First, although everyone knows you have to test applications there is a huge difference in the approach that IT takes versus software vendors. When software is your product you have a much more organized, disciplined approach to testing and, most importantly, you have resources in your company devoted to testing. IT, in contrast, with rare exceptions, does not have the luxury of testing resources. Testing is always something that is added onto someone’s to-do-list towards the end of a project. Without QA specialists, IT just does not have the expertise or experience to even know what it takes to setup and conduct a robust testing environment.
Second, regardless of what IT asks for relating to testing resources and time it is highly likely that the business will cut out that expenditure and time. The pushback you always hear is that shouldn’t testing be part of development activities? And when cut from the budget the business folks figure IT will get it tested anyways (since they rationalize that the testing tasks were just “padding” anyways!)
Finally, when the project starts getting late or over budget, testing is one of the first things that get cuts to get the project back on track. Often times testing is the last set of activities before a DW/BI release goes live and therefore the only place left to cut time from a project.
One could be generous and say that people are taking a “calculated risk” by cutting out testing but I’d suggest that there really is no calculating involved at all.
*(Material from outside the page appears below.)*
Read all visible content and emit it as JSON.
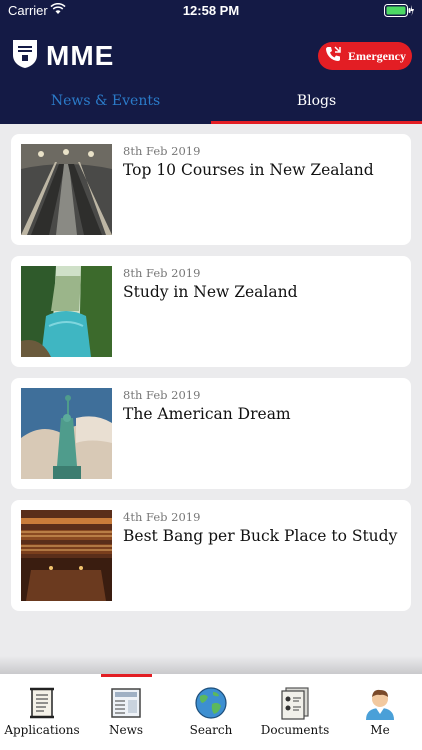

When testing is cut out people are wishing that there are no application bugs or data problems. This is like playing the lottery, it is a cheap way to become rich but the problem is it is highly unlikely that it will pay off. It is certainly quicker to complete a DW/BI project if you skip or skimp on testing, but it is highly unlikely that that bet will pay off.